Erich Pratt, senior vice president of GOA said, “GOA and our two million members and supporters urge the Supreme Court to take up this case. Just as we don’t punish car manufacturers for the deeds of a drunk driver, we shouldn’t punish a firearm manufacturer for the deeds of a madman. Furthermore, firearms are used overwhelming used for good — as tools to save life.”
GOA was joined in this brief by its legal arm, Gun Owners Foundation (GOF), The Heller Foundation, and a number of other pro-gun organizations.
The brief can be read here.

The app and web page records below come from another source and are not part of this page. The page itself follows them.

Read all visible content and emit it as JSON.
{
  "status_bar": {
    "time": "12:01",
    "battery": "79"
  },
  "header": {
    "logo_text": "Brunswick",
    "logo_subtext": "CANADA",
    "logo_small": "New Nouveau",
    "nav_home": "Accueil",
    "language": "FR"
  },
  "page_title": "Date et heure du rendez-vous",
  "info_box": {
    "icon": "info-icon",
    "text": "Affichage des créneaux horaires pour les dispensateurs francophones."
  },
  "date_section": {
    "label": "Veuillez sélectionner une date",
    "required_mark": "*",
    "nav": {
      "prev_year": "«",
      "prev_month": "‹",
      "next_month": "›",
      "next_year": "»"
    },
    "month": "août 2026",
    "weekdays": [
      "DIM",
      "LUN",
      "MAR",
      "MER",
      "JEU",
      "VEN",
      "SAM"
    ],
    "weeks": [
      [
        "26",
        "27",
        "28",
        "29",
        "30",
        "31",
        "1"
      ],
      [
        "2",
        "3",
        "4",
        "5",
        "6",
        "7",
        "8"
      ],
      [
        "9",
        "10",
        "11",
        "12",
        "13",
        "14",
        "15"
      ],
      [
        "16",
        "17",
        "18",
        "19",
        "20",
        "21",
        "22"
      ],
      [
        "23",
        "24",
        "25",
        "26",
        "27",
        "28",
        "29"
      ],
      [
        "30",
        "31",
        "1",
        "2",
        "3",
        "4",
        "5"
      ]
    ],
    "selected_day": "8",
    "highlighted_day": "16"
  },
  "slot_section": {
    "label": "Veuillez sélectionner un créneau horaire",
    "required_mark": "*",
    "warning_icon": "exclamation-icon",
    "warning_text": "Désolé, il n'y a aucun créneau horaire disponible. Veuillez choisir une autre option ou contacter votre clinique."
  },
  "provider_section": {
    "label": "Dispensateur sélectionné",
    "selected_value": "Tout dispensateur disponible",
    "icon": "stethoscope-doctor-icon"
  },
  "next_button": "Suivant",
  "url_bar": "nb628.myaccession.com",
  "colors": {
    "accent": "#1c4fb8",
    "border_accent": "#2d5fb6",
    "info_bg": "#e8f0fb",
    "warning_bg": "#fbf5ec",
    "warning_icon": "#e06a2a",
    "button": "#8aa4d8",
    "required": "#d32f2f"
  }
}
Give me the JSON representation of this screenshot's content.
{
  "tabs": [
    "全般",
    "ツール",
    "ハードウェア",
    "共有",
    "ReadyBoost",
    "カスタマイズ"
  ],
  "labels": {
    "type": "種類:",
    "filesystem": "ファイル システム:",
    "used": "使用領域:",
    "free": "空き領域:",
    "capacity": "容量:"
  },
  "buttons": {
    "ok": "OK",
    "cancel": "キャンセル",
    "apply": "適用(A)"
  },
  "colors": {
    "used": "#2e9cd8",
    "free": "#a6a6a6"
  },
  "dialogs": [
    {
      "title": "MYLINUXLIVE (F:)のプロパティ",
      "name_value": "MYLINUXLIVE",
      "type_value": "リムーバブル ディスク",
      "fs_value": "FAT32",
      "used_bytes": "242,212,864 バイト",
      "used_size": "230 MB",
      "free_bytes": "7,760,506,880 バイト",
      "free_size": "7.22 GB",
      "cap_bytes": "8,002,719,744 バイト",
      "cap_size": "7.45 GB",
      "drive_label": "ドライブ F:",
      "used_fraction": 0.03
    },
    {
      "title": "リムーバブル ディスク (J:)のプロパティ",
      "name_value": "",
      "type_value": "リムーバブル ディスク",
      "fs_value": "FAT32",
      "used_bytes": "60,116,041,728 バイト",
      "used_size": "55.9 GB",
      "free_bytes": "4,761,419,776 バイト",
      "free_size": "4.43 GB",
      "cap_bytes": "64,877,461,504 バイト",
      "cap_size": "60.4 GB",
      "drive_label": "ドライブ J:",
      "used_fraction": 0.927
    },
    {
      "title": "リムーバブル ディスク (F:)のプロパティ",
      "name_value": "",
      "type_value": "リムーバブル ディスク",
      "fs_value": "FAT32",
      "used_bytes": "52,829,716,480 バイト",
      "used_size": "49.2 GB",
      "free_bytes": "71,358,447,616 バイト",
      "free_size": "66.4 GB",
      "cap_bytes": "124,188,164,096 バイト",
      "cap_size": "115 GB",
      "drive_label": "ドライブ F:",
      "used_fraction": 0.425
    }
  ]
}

The truth is, everyone’s rolling out the big guns on this because it’s just that important. Not just for the Second Amendment or the firearm industry, but for the First Amendment as well. Companies shouldn’t be criticized for marketing a product in such a way that it attracts buyers simply because someone might misuse the product. In fact, so far as I know, there’s no evidence the killer had even seen any of the marketing materials Remington used. He simply chose that rifle because that’s what his mother had, so he killed her and took it.
None of that is on Remington, so my hope is the courts listen to these briefs and rule accordingly.
Tom Knighton is a Navy veteran, a former newspaperman, a novelist, and a blogger and lifetime shooter. He lives with his family in Southwest Georgia. https://bearingarms.com/author/tomknighton/